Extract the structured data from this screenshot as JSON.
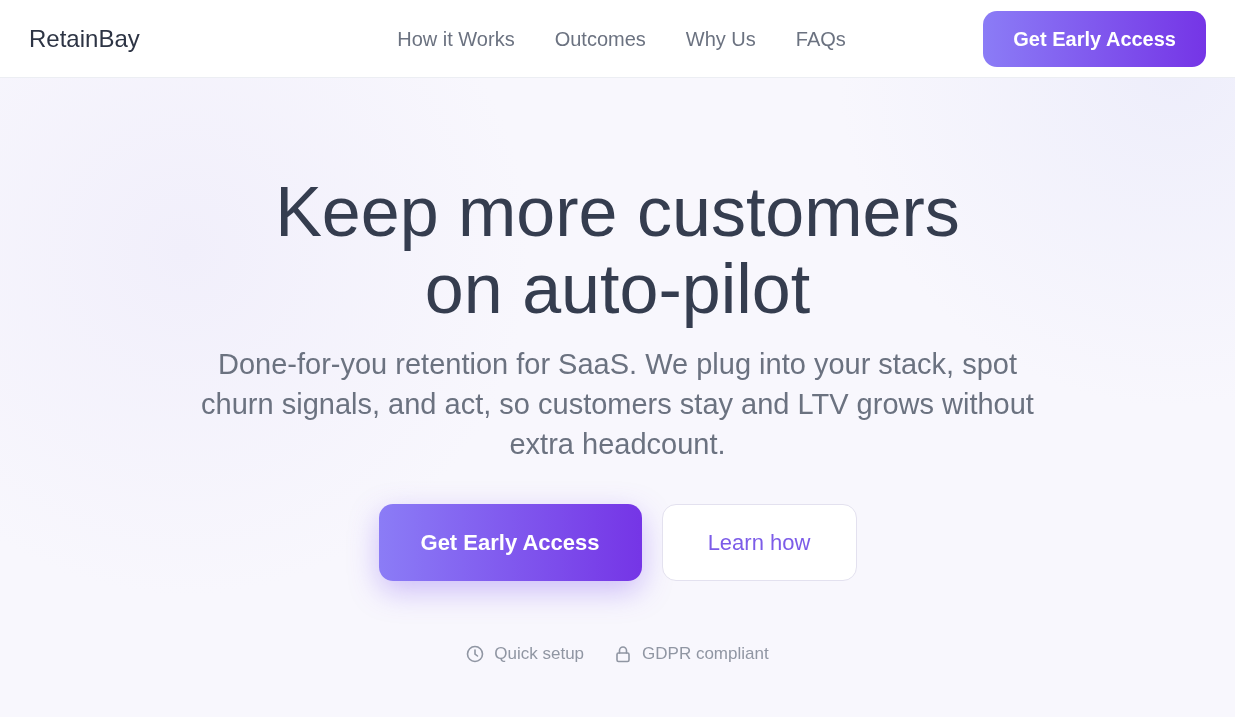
{
  "navbar": {
    "brand": "RetainBay",
    "links": [
      {
        "label": "How it Works"
      },
      {
        "label": "Outcomes"
      },
      {
        "label": "Why Us"
      },
      {
        "label": "FAQs"
      }
    ],
    "cta": "Get Early Access"
  },
  "hero": {
    "title_lines": [
      "Keep more customers",
      "on auto-pilot"
    ],
    "subtitle": "Done-for-you retention for SaaS. We plug into your stack, spot churn signals, and act, so customers stay and LTV grows without extra headcount.",
    "primary_button": "Get Early Access",
    "secondary_button": "Learn how",
    "badges": [
      {
        "kind": "clock",
        "label": "Quick setup"
      },
      {
        "kind": "lock",
        "label": "GDPR compliant"
      }
    ]
  }
}
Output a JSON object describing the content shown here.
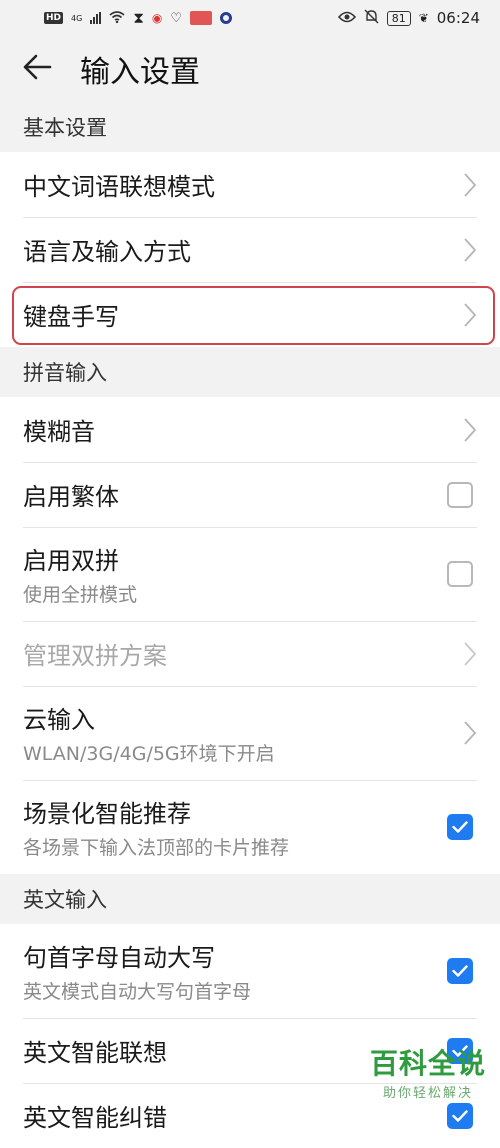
{
  "status_bar": {
    "hd": "HD",
    "network": "4G",
    "time": "06:24",
    "battery": "81"
  },
  "header": {
    "title": "输入设置"
  },
  "sections": {
    "basic": {
      "title": "基本设置",
      "items": [
        {
          "label": "中文词语联想模式"
        },
        {
          "label": "语言及输入方式"
        },
        {
          "label": "键盘手写"
        }
      ]
    },
    "pinyin": {
      "title": "拼音输入",
      "items": [
        {
          "label": "模糊音"
        },
        {
          "label": "启用繁体",
          "checked": false
        },
        {
          "label": "启用双拼",
          "sub": "使用全拼模式",
          "checked": false
        },
        {
          "label": "管理双拼方案"
        },
        {
          "label": "云输入",
          "sub": "WLAN/3G/4G/5G环境下开启"
        },
        {
          "label": "场景化智能推荐",
          "sub": "各场景下输入法顶部的卡片推荐",
          "checked": true
        }
      ]
    },
    "english": {
      "title": "英文输入",
      "items": [
        {
          "label": "句首字母自动大写",
          "sub": "英文模式自动大写句首字母",
          "checked": true
        },
        {
          "label": "英文智能联想",
          "checked": true
        },
        {
          "label": "英文智能纠错",
          "checked": true
        }
      ]
    }
  },
  "watermark": {
    "title": "百科全说",
    "subtitle": "助你轻松解决"
  },
  "colors": {
    "accent": "#1e7cf0",
    "highlight": "#d0454c"
  }
}
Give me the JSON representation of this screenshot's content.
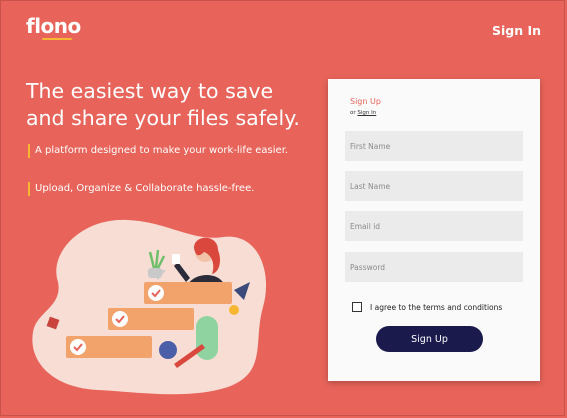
{
  "header": {
    "logo_text": "flono",
    "signin_label": "Sign In"
  },
  "hero": {
    "headline": "The easiest way to save and share your files safely.",
    "taglines": [
      "A platform designed to make your work-life easier.",
      "Upload, Organize & Collaborate hassle-free."
    ]
  },
  "form": {
    "title": "Sign Up",
    "or_text": "or",
    "signin_link": "Sign In",
    "fields": [
      {
        "placeholder": "First Name",
        "value": ""
      },
      {
        "placeholder": "Last Name",
        "value": ""
      },
      {
        "placeholder": "Email id",
        "value": ""
      },
      {
        "placeholder": "Password",
        "value": ""
      }
    ],
    "terms_label": "I agree to the terms and conditions",
    "terms_checked": false,
    "submit_label": "Sign Up"
  },
  "colors": {
    "background": "#e8645a",
    "accent": "#f7b733",
    "button": "#1b1a4d",
    "card": "#fafafa",
    "field": "#ebebeb"
  },
  "icons": [
    "checkmark-icon",
    "illustration-person",
    "plant-icon"
  ]
}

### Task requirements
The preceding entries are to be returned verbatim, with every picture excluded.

### Output for this task
Extract the structured data from this screenshot as JSON.
{
  "navbar": {
    "brand": "RetainBay",
    "links": [
      {
        "label": "How it Works"
      },
      {
        "label": "Outcomes"
      },
      {
        "label": "Why Us"
      },
      {
        "label": "FAQs"
      }
    ],
    "cta": "Get Early Access"
  },
  "hero": {
    "title_lines": [
      "Keep more customers",
      "on auto-pilot"
    ],
    "subtitle": "Done-for-you retention for SaaS. We plug into your stack, spot churn signals, and act, so customers stay and LTV grows without extra headcount.",
    "primary_button": "Get Early Access",
    "secondary_button": "Learn how",
    "badges": [
      {
        "kind": "clock",
        "label": "Quick setup"
      },
      {
        "kind": "lock",
        "label": "GDPR compliant"
      }
    ]
  }
}
Output a JSON object describing the content shown here.
{
  "status_bar": {
    "hd": "HD",
    "network": "4G",
    "time": "06:24",
    "battery": "81"
  },
  "header": {
    "title": "输入设置"
  },
  "sections": {
    "basic": {
      "title": "基本设置",
      "items": [
        {
          "label": "中文词语联想模式"
        },
        {
          "label": "语言及输入方式"
        },
        {
          "label": "键盘手写"
        }
      ]
    },
    "pinyin": {
      "title": "拼音输入",
      "items": [
        {
          "label": "模糊音"
        },
        {
          "label": "启用繁体",
          "checked": false
        },
        {
          "label": "启用双拼",
          "sub": "使用全拼模式",
          "checked": false
        },
        {
          "label": "管理双拼方案"
        },
        {
          "label": "云输入",
          "sub": "WLAN/3G/4G/5G环境下开启"
        },
        {
          "label": "场景化智能推荐",
          "sub": "各场景下输入法顶部的卡片推荐",
          "checked": true
        }
      ]
    },
    "english": {
      "title": "英文输入",
      "items": [
        {
          "label": "句首字母自动大写",
          "sub": "英文模式自动大写句首字母",
          "checked": true
        },
        {
          "label": "英文智能联想",
          "checked": true
        },
        {
          "label": "英文智能纠错",
          "checked": true
        }
      ]
    }
  },
  "watermark": {
    "title": "百科全说",
    "subtitle": "助你轻松解决"
  },
  "colors": {
    "accent": "#1e7cf0",
    "highlight": "#d0454c"
  }
}
Give me the JSON representation of this screenshot's content.
{
  "header": {
    "logo_text": "flono",
    "signin_label": "Sign In"
  },
  "hero": {
    "headline": "The easiest way to save and share your files safely.",
    "taglines": [
      "A platform designed to make your work-life easier.",
      "Upload, Organize & Collaborate hassle-free."
    ]
  },
  "form": {
    "title": "Sign Up",
    "or_text": "or",
    "signin_link": "Sign In",
    "fields": [
      {
        "placeholder": "First Name",
        "value": ""
      },
      {
        "placeholder": "Last Name",
        "value": ""
      },
      {
        "placeholder": "Email id",
        "value": ""
      },
      {
        "placeholder": "Password",
        "value": ""
      }
    ],
    "terms_label": "I agree to the terms and conditions",
    "terms_checked": false,
    "submit_label": "Sign Up"
  },
  "colors": {
    "background": "#e8645a",
    "accent": "#f7b733",
    "button": "#1b1a4d",
    "card": "#fafafa",
    "field": "#ebebeb"
  },
  "icons": [
    "checkmark-icon",
    "illustration-person",
    "plant-icon"
  ]
}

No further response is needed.